[EXERCISE DETAILS] Your copy should match the listing below word for word, with no images in it.

[MATERIALS PROVIDED]
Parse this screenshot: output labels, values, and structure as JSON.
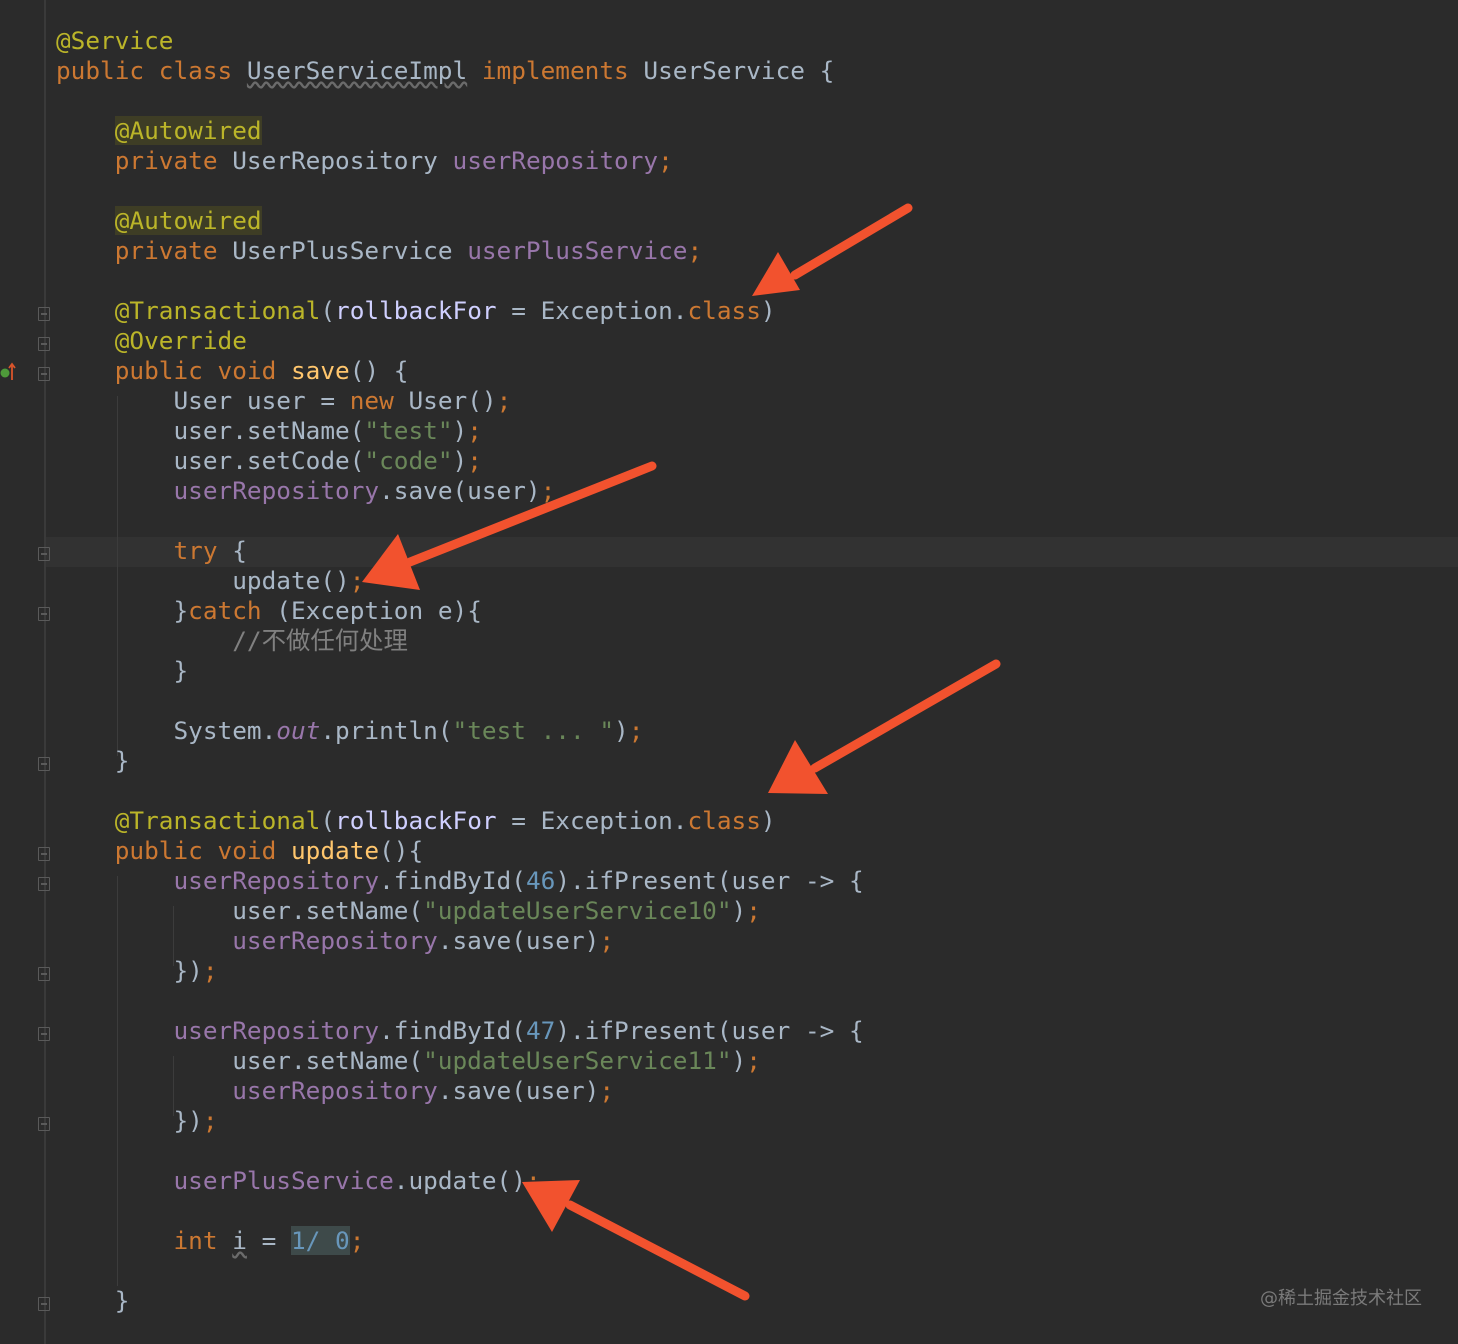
{
  "editor": {
    "lines": {
      "l1": "@Service",
      "l2_kw": "public class ",
      "l2_cls": "UserServiceImpl",
      "l2_impl": " implements ",
      "l2_rest": "UserService {",
      "ann_autowired": "@Autowired",
      "priv": "private ",
      "repo_type": "UserRepository ",
      "repo_field": "userRepository",
      "plus_type": "UserPlusService ",
      "plus_field": "userPlusService",
      "semi": ";",
      "tx_ann": "@Transactional",
      "tx_open": "(",
      "tx_arg": "rollbackFor",
      "tx_eq": " = Exception.",
      "tx_class": "class",
      "tx_close": ")",
      "override": "@Override",
      "pub_void": "public void ",
      "save_name": "save",
      "save_rest": "() {",
      "user_decl": "User user = ",
      "new_kw": "new",
      "user_ctor": " User()",
      "set_name": "user.setName(",
      "str_test": "\"test\"",
      "close_paren": ")",
      "set_code": "user.setCode(",
      "str_code": "\"code\"",
      "save_call": ".save(user)",
      "try_kw": "try",
      "try_rest": " {",
      "update_call": "update()",
      "catch_open": "}",
      "catch_kw": "catch",
      "catch_rest": " (Exception e){",
      "comment": "//不做任何处理",
      "close_brace": "}",
      "sys": "System.",
      "out": "out",
      "println": ".println(",
      "str_testdots": "\"test ... \"",
      "update_name": "update",
      "update_rest": "(){",
      "find_by_id": ".findById(",
      "num_46": "46",
      "if_present": ").ifPresent(user -> {",
      "str_us10": "\"updateUserService10\"",
      "close_lambda": "})",
      "num_47": "47",
      "str_us11": "\"updateUserService11\"",
      "plus_update": ".update()",
      "int_kw": "int ",
      "var_i": "i",
      "eq": " = ",
      "div_1": "1/",
      "space": " ",
      "div_0": "0"
    }
  },
  "watermark": "@稀土掘金技术社区",
  "colors": {
    "background": "#2b2b2b",
    "keyword": "#cc7832",
    "annotation": "#bbb529",
    "field": "#9876aa",
    "string": "#6a8759",
    "number": "#6897bb",
    "function": "#ffc66d",
    "arrow": "#f2522e"
  }
}
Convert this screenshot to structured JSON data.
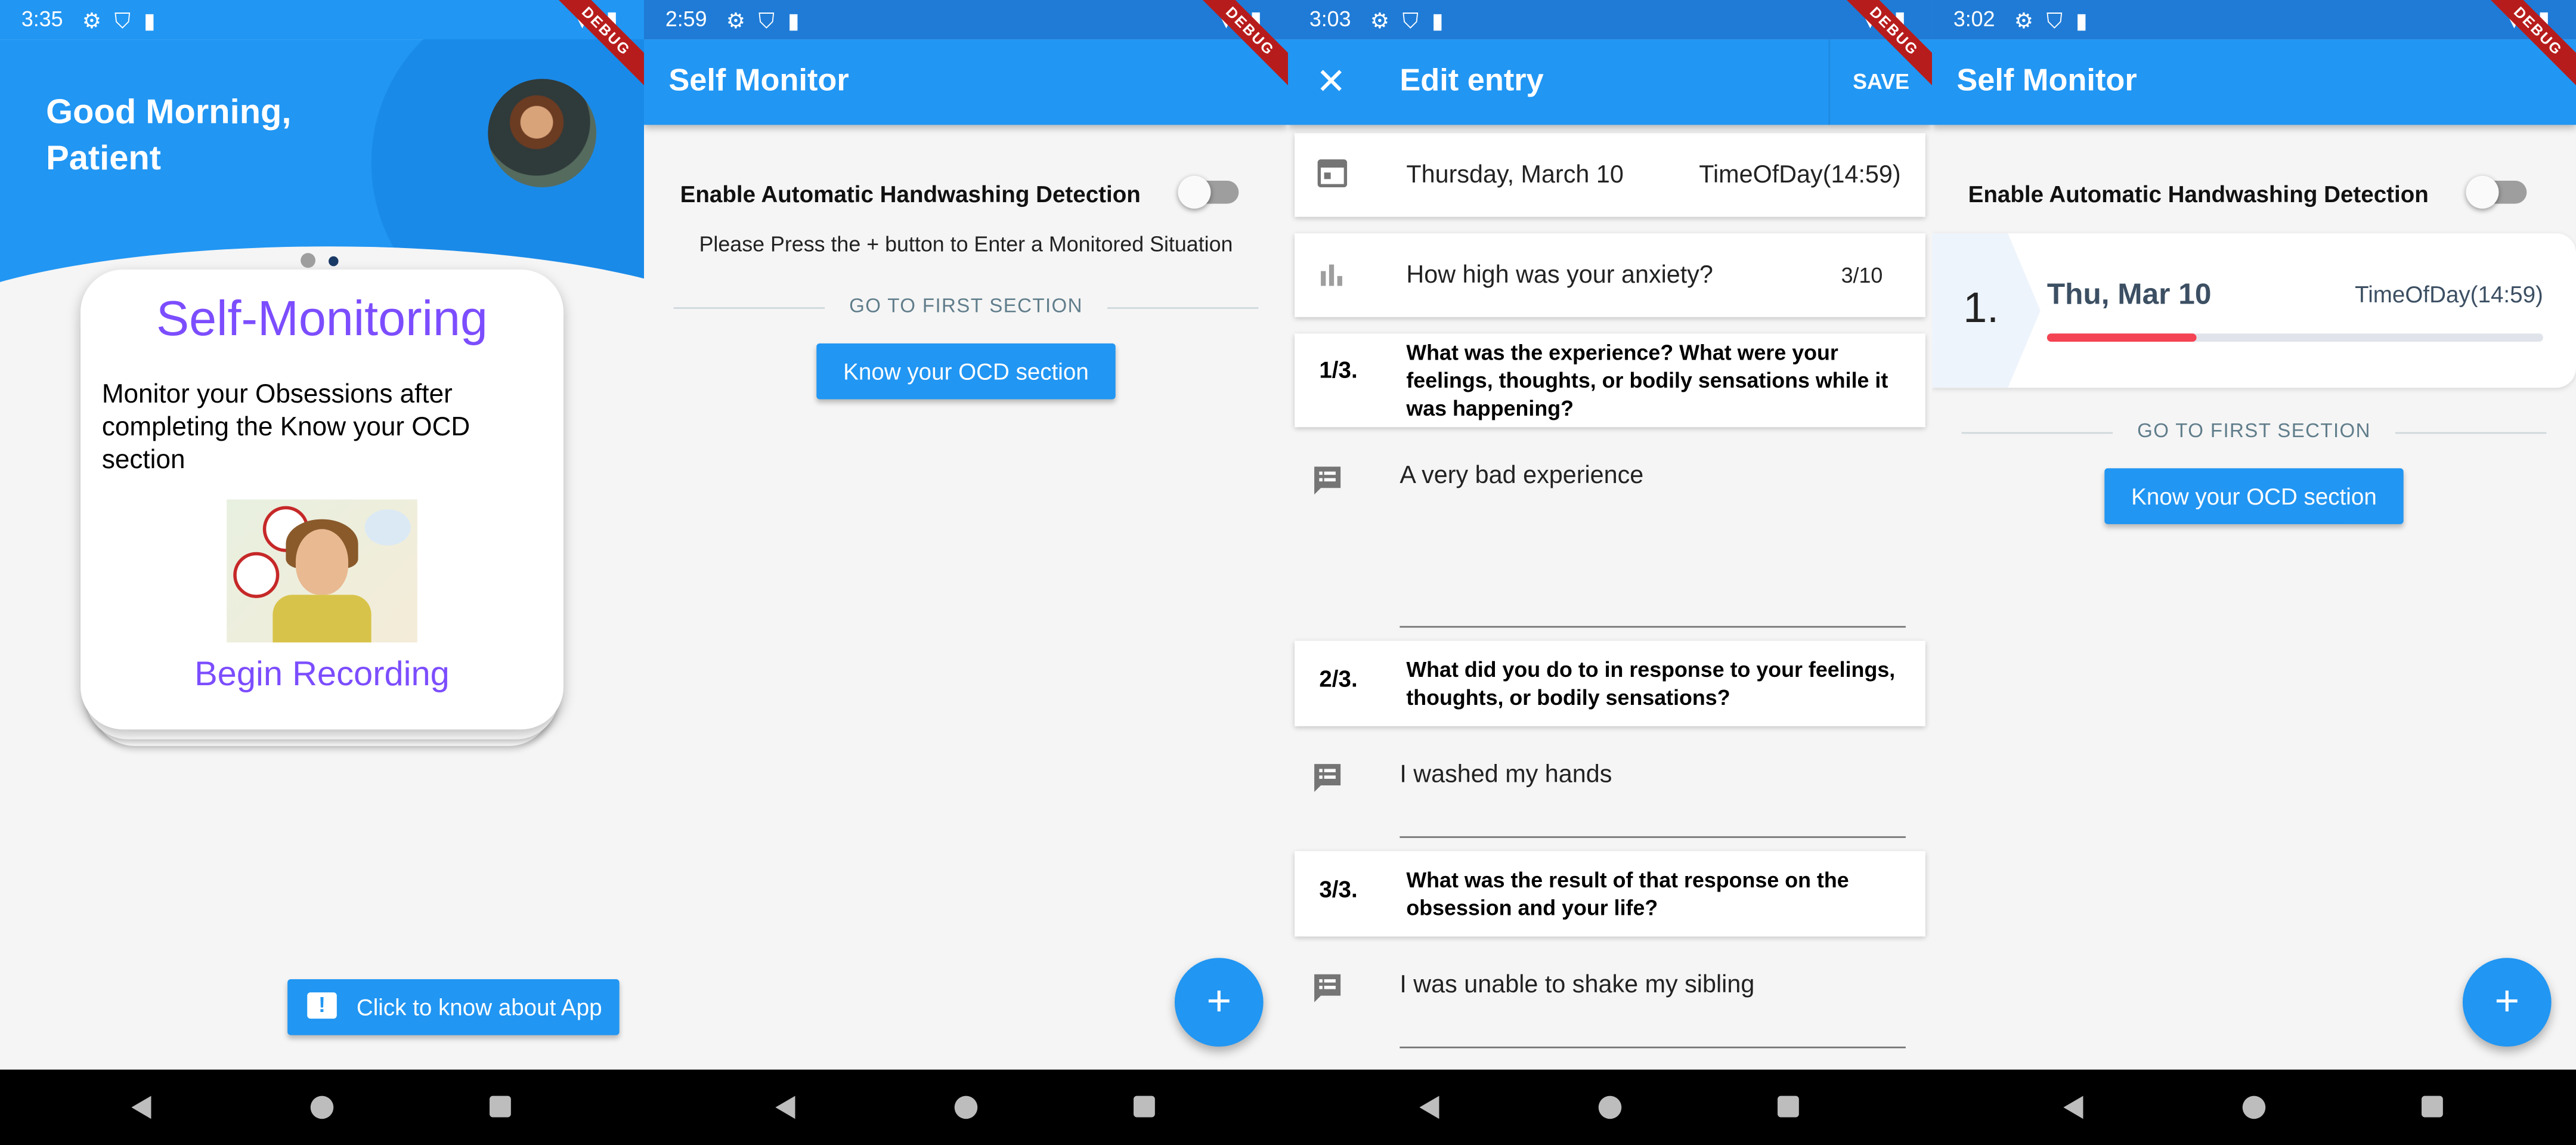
{
  "panels": [
    {
      "status_time": "3:35",
      "greeting": "Good Morning, Patient",
      "card": {
        "title": "Self-Monitoring",
        "body": "Monitor your Obsessions after completing the Know your OCD section",
        "action": "Begin Recording"
      },
      "about_button": "Click to know about App"
    },
    {
      "status_time": "2:59",
      "title": "Self Monitor",
      "toggle_label": "Enable Automatic Handwashing Detection",
      "hint": "Please Press the + button to Enter a Monitored Situation",
      "divider_label": "GO TO FIRST SECTION",
      "section_button": "Know your OCD section",
      "fab_label": "+"
    },
    {
      "status_time": "3:03",
      "title": "Edit entry",
      "close_label": "✕",
      "save_label": "SAVE",
      "date": "Thursday, March 10",
      "time": "TimeOfDay(14:59)",
      "anxiety_question": "How high was your anxiety?",
      "anxiety_value": "3/10",
      "questions": [
        {
          "num": "1/3.",
          "text": "What was the experience? What were your feelings, thoughts, or bodily sensations while it was happening?",
          "answer": "A very bad experience"
        },
        {
          "num": "2/3.",
          "text": "What did you do to in response to your feelings, thoughts, or bodily sensations?",
          "answer": "I washed my hands"
        },
        {
          "num": "3/3.",
          "text": "What was the result of that response on the obsession and your life?",
          "answer": "I was unable to shake my sibling"
        }
      ]
    },
    {
      "status_time": "3:02",
      "title": "Self Monitor",
      "toggle_label": "Enable Automatic Handwashing Detection",
      "entry": {
        "index": "1.",
        "date": "Thu, Mar 10",
        "time": "TimeOfDay(14:59)",
        "anxiety_fraction": 0.3
      },
      "divider_label": "GO TO FIRST SECTION",
      "section_button": "Know your OCD section",
      "fab_label": "+"
    }
  ],
  "debug_label": "DEBUG",
  "colors": {
    "primary": "#2196f3",
    "accent_purple": "#7c4dff",
    "progress_red": "#f44352",
    "debug_banner": "#b71c1c"
  }
}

[SOLUTION TO THIS EXERCISE]
Parse this screenshot: output labels, values, and structure as JSON.
{
  "editor": {
    "lines": {
      "l1": "@Service",
      "l2_kw": "public class ",
      "l2_cls": "UserServiceImpl",
      "l2_impl": " implements ",
      "l2_rest": "UserService {",
      "ann_autowired": "@Autowired",
      "priv": "private ",
      "repo_type": "UserRepository ",
      "repo_field": "userRepository",
      "plus_type": "UserPlusService ",
      "plus_field": "userPlusService",
      "semi": ";",
      "tx_ann": "@Transactional",
      "tx_open": "(",
      "tx_arg": "rollbackFor",
      "tx_eq": " = Exception.",
      "tx_class": "class",
      "tx_close": ")",
      "override": "@Override",
      "pub_void": "public void ",
      "save_name": "save",
      "save_rest": "() {",
      "user_decl": "User user = ",
      "new_kw": "new",
      "user_ctor": " User()",
      "set_name": "user.setName(",
      "str_test": "\"test\"",
      "close_paren": ")",
      "set_code": "user.setCode(",
      "str_code": "\"code\"",
      "save_call": ".save(user)",
      "try_kw": "try",
      "try_rest": " {",
      "update_call": "update()",
      "catch_open": "}",
      "catch_kw": "catch",
      "catch_rest": " (Exception e){",
      "comment": "//不做任何处理",
      "close_brace": "}",
      "sys": "System.",
      "out": "out",
      "println": ".println(",
      "str_testdots": "\"test ... \"",
      "update_name": "update",
      "update_rest": "(){",
      "find_by_id": ".findById(",
      "num_46": "46",
      "if_present": ").ifPresent(user -> {",
      "str_us10": "\"updateUserService10\"",
      "close_lambda": "})",
      "num_47": "47",
      "str_us11": "\"updateUserService11\"",
      "plus_update": ".update()",
      "int_kw": "int ",
      "var_i": "i",
      "eq": " = ",
      "div_1": "1/",
      "space": " ",
      "div_0": "0"
    }
  },
  "watermark": "@稀土掘金技术社区",
  "colors": {
    "background": "#2b2b2b",
    "keyword": "#cc7832",
    "annotation": "#bbb529",
    "field": "#9876aa",
    "string": "#6a8759",
    "number": "#6897bb",
    "function": "#ffc66d",
    "arrow": "#f2522e"
  }
}
Convert this screenshot to structured JSON data.
{
  "panels": [
    {
      "status_time": "3:35",
      "greeting": "Good Morning, Patient",
      "card": {
        "title": "Self-Monitoring",
        "body": "Monitor your Obsessions after completing the Know your OCD section",
        "action": "Begin Recording"
      },
      "about_button": "Click to know about App"
    },
    {
      "status_time": "2:59",
      "title": "Self Monitor",
      "toggle_label": "Enable Automatic Handwashing Detection",
      "hint": "Please Press the + button to Enter a Monitored Situation",
      "divider_label": "GO TO FIRST SECTION",
      "section_button": "Know your OCD section",
      "fab_label": "+"
    },
    {
      "status_time": "3:03",
      "title": "Edit entry",
      "close_label": "✕",
      "save_label": "SAVE",
      "date": "Thursday, March 10",
      "time": "TimeOfDay(14:59)",
      "anxiety_question": "How high was your anxiety?",
      "anxiety_value": "3/10",
      "questions": [
        {
          "num": "1/3.",
          "text": "What was the experience? What were your feelings, thoughts, or bodily sensations while it was happening?",
          "answer": "A very bad experience"
        },
        {
          "num": "2/3.",
          "text": "What did you do to in response to your feelings, thoughts, or bodily sensations?",
          "answer": "I washed my hands"
        },
        {
          "num": "3/3.",
          "text": "What was the result of that response on the obsession and your life?",
          "answer": "I was unable to shake my sibling"
        }
      ]
    },
    {
      "status_time": "3:02",
      "title": "Self Monitor",
      "toggle_label": "Enable Automatic Handwashing Detection",
      "entry": {
        "index": "1.",
        "date": "Thu, Mar 10",
        "time": "TimeOfDay(14:59)",
        "anxiety_fraction": 0.3
      },
      "divider_label": "GO TO FIRST SECTION",
      "section_button": "Know your OCD section",
      "fab_label": "+"
    }
  ],
  "debug_label": "DEBUG",
  "colors": {
    "primary": "#2196f3",
    "accent_purple": "#7c4dff",
    "progress_red": "#f44352",
    "debug_banner": "#b71c1c"
  }
}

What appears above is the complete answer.